Where I get nervous is with the things you'd learn in a CS degree. My degree is in aerospace engineering, not CS, but I've decided that programming is the thing I really care about.
What I know:
Basic data structures: I took a class in which I implemented basic linked lists, and queues and stacks built on those. I've written a basic binary tree (inserts, various traversals, but not removal (I was really drunk when I wrote the code, and it turned out not to work at all)). I know about hash tables, and understand some of the principles of their implementation.
I understand big-O notation, but since I'm not really familiar with algorithms, I suspect I might miss interview questions about this topic. (what's the worst-case insertion time into a hash table? I have no idea.)
What I don't know:
Don't really know formal algorithms at all. I couldn't sort my way out of a paper bag (well maybe bubble sort, which I know is O(n2)). I guess I know some of their names.
Never written a parser, or compiler, or any component of an OS. I've never done anything interesting with concurrency (e.g., anything beyond using basic asynchronous calls in .NET to keep my UI from blocking.)
I want to learn all these things, purely out of interest, but for now I simply don't have time right now with main job + side job + life outside programming (gasp! I know). I don't want to put my larger life plans on hold unnecessarily if I don't have to.
I'm not aiming for a Google or a Microsoft, but I'd like to at least get a job that's interesting. How much will I be held back by the deficiencies I've listed? I feel relatively confident that in a job I would actually apply for and get, I would be able to perform very well, but what about interviews?
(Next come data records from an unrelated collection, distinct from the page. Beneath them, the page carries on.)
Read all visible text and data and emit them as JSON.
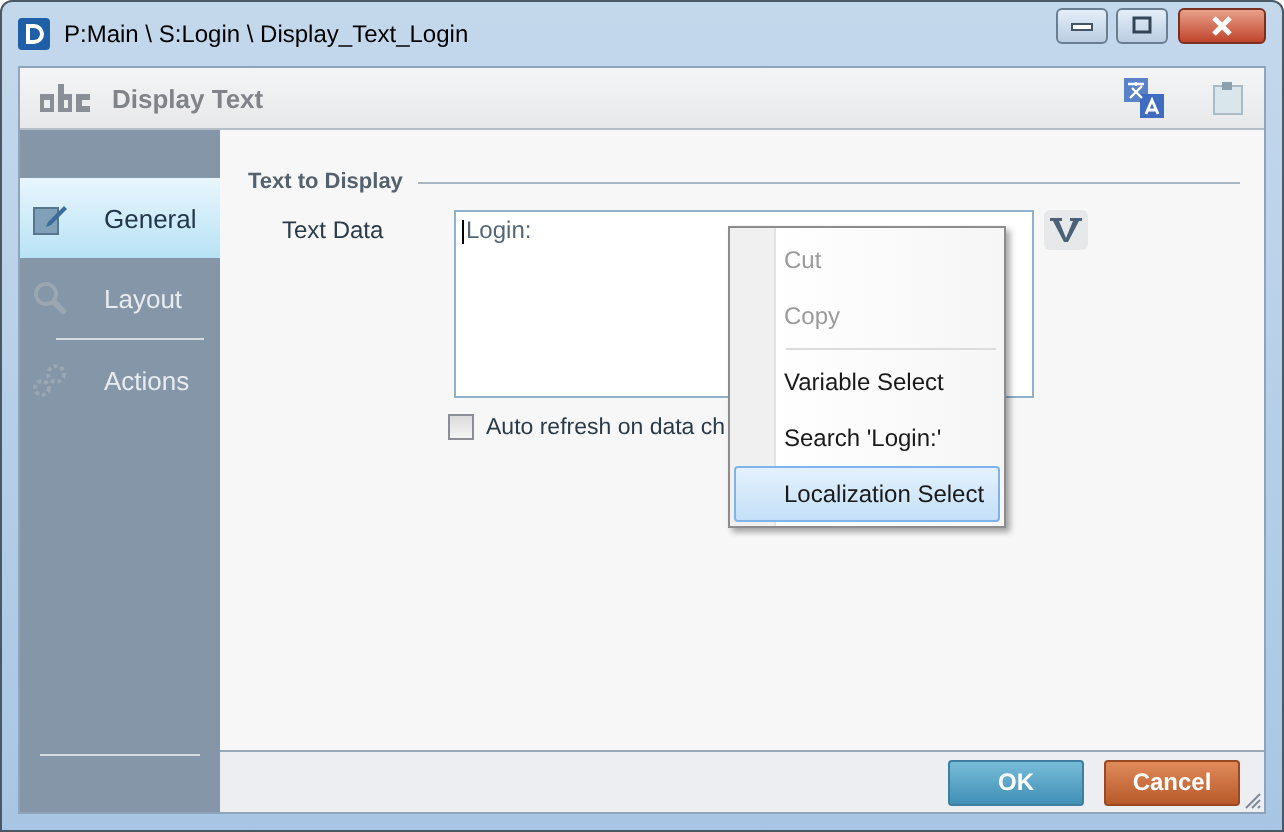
{
  "window": {
    "title": "P:Main \\ S:Login \\ Display_Text_Login"
  },
  "header": {
    "title": "Display Text"
  },
  "sidebar": {
    "items": [
      {
        "label": "General",
        "selected": true
      },
      {
        "label": "Layout",
        "selected": false
      },
      {
        "label": "Actions",
        "selected": false
      }
    ]
  },
  "group": {
    "title": "Text to Display"
  },
  "text_data": {
    "label": "Text Data",
    "value": "Login:"
  },
  "auto_refresh": {
    "label": "Auto refresh on data ch",
    "checked": false
  },
  "context_menu": {
    "groups": [
      [
        {
          "label": "Cut",
          "disabled": true,
          "selected": false
        },
        {
          "label": "Copy",
          "disabled": true,
          "selected": false
        }
      ],
      [
        {
          "label": "Variable Select",
          "disabled": false,
          "selected": false
        },
        {
          "label": "Search 'Login:'",
          "disabled": false,
          "selected": false
        },
        {
          "label": "Localization Select",
          "disabled": false,
          "selected": true
        }
      ]
    ]
  },
  "buttons": [
    {
      "label": "OK",
      "kind": "ok"
    },
    {
      "label": "Cancel",
      "kind": "cancel"
    }
  ]
}
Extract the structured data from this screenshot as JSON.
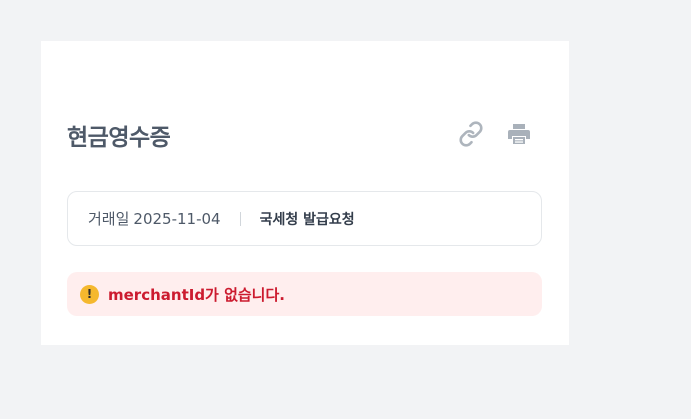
{
  "receipt": {
    "title": "현금영수증",
    "date_label": "거래일",
    "date_value": "2025-11-04",
    "status": "국세청 발급요청",
    "error_message": "merchantId가 없습니다."
  },
  "icons": {
    "link": "link-icon",
    "print": "print-icon",
    "warning": "warning-icon"
  },
  "colors": {
    "background": "#f2f3f5",
    "card": "#ffffff",
    "error_bg": "#ffeeee",
    "error_text": "#cc1b2f",
    "warning": "#f5b82e"
  }
}
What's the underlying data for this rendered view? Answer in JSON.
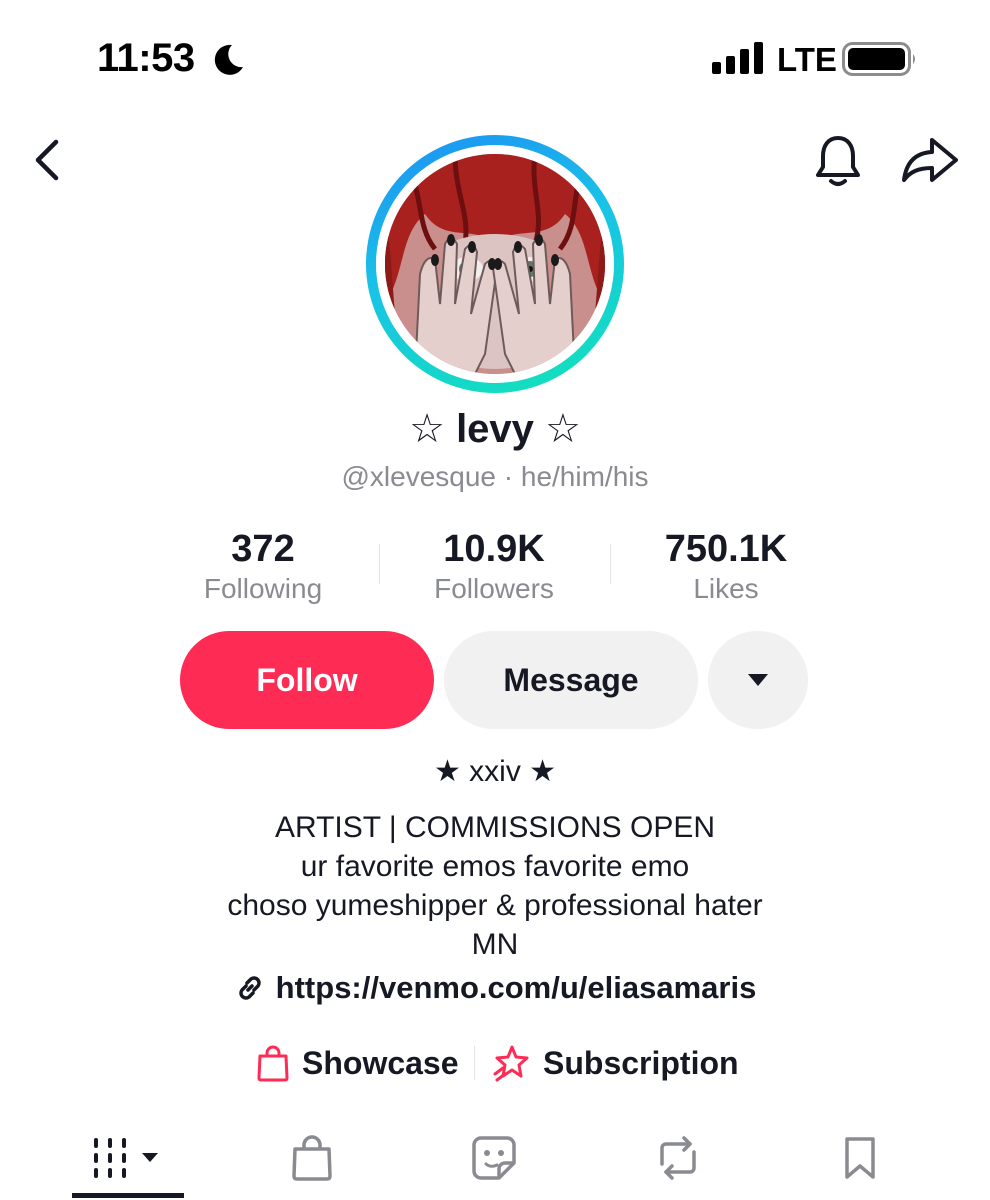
{
  "status_bar": {
    "time": "11:53",
    "moon_icon": "moon-icon",
    "signal_icon": "cellular-signal-icon",
    "network": "LTE",
    "battery_icon": "battery-icon"
  },
  "nav": {
    "back_icon": "chevron-left-icon",
    "bell_icon": "bell-icon",
    "share_icon": "share-arrow-icon"
  },
  "profile": {
    "display_name": "☆ levy ☆",
    "handle": "@xlevesque",
    "pronouns_line": "@xlevesque · he/him/his",
    "avatar_description_icon": "avatar"
  },
  "stats": [
    {
      "value": "372",
      "label": "Following"
    },
    {
      "value": "10.9K",
      "label": "Followers"
    },
    {
      "value": "750.1K",
      "label": "Likes"
    }
  ],
  "actions": {
    "follow_label": "Follow",
    "message_label": "Message",
    "more_icon": "caret-down-icon"
  },
  "bio": {
    "lines": [
      "★ xxiv ★",
      "ARTIST | COMMISSIONS OPEN",
      "ur favorite emos favorite emo",
      "choso yumeshipper & professional hater",
      "MN"
    ],
    "link_icon": "link-icon",
    "link": "https://venmo.com/u/eliasamaris"
  },
  "pills": {
    "showcase_label": "Showcase",
    "showcase_icon": "shopping-bag-icon",
    "subscription_label": "Subscription",
    "subscription_icon": "subscription-star-icon"
  },
  "tabs": [
    {
      "icon": "grid-icon",
      "active": true
    },
    {
      "icon": "shopping-bag-icon",
      "active": false
    },
    {
      "icon": "sticker-icon",
      "active": false
    },
    {
      "icon": "repost-icon",
      "active": false
    },
    {
      "icon": "bookmark-icon",
      "active": false
    }
  ],
  "colors": {
    "accent": "#fe2c55",
    "ring_start": "#1e8ef5",
    "ring_end": "#11e4b6",
    "secondary_text": "#8a8b91",
    "button_gray": "#f1f1f2"
  }
}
I'd like to know:
- How crucial are computer science topics toward getting a job?